═══ DATA FOR THIS EXERCISE ═══

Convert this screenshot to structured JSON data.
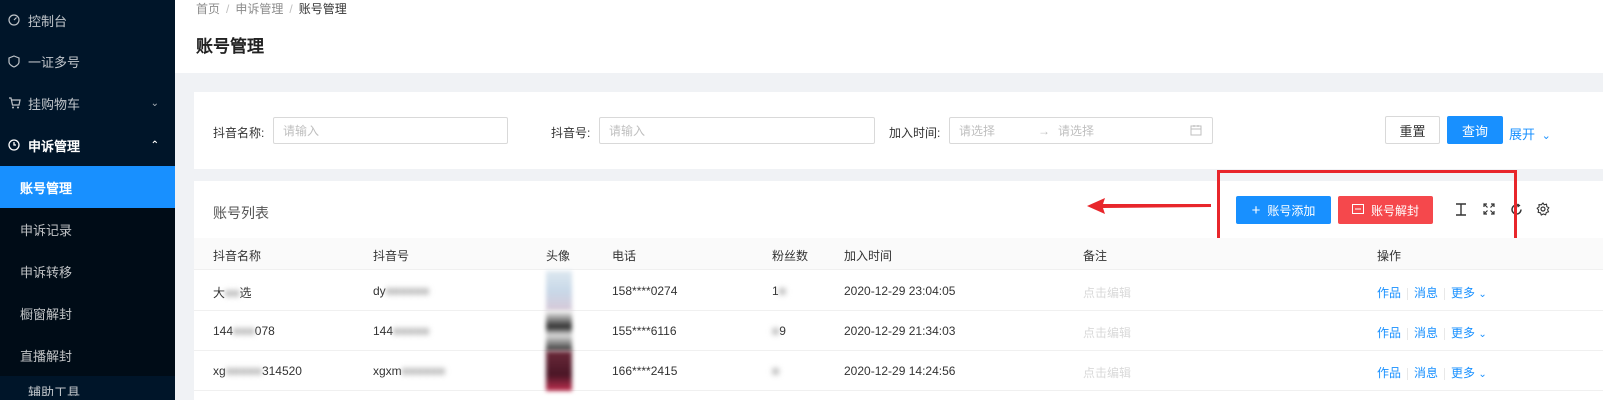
{
  "colors": {
    "sidebar_bg": "#001529",
    "primary": "#1890ff",
    "danger": "#f5484c",
    "annotation": "#e8262b"
  },
  "sidebar": {
    "items": [
      {
        "label": "控制台",
        "icon": "dashboard-icon"
      },
      {
        "label": "一证多号",
        "icon": "shield-icon"
      },
      {
        "label": "挂购物车",
        "icon": "cart-icon"
      },
      {
        "label": "申诉管理",
        "icon": "clock-icon"
      }
    ],
    "submenu": [
      "账号管理",
      "申诉记录",
      "申诉转移",
      "橱窗解封",
      "直播解封"
    ],
    "last_label": "辅助工具"
  },
  "breadcrumb": {
    "home": "首页",
    "mid": "申诉管理",
    "current": "账号管理"
  },
  "page_title": "账号管理",
  "search": {
    "douyin_name_label": "抖音名称:",
    "douyin_name_placeholder": "请输入",
    "douyin_id_label": "抖音号:",
    "douyin_id_placeholder": "请输入",
    "join_time_label": "加入时间:",
    "start_placeholder": "请选择",
    "end_placeholder": "请选择",
    "reset": "重置",
    "query": "查询",
    "expand": "展开"
  },
  "table": {
    "title": "账号列表",
    "add_button": "账号添加",
    "unseal_button": "账号解封",
    "columns": [
      "抖音名称",
      "抖音号",
      "头像",
      "电话",
      "粉丝数",
      "加入时间",
      "备注",
      "操作"
    ],
    "rows": [
      {
        "name": "大",
        "name_tail": "选",
        "id": "dy",
        "phone": "158****0274",
        "fans": "1",
        "time": "2020-12-29 23:04:05",
        "note": "点击编辑"
      },
      {
        "name": "144",
        "name_tail": "078",
        "id": "144",
        "phone": "155****6116",
        "fans": "9",
        "time": "2020-12-29 21:34:03",
        "note": "点击编辑"
      },
      {
        "name": "xg",
        "name_tail": "314520",
        "id": "xgxm",
        "phone": "166****2415",
        "fans": "1",
        "time": "2020-12-29 14:24:56",
        "note": "点击编辑"
      }
    ],
    "ops": {
      "works": "作品",
      "message": "消息",
      "more": "更多"
    }
  }
}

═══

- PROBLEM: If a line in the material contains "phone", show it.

- RESPONSE TO THE EXERCISE:
        "phone": "158****0274",
        "phone": "155****6116",
        "phone": "166****2415",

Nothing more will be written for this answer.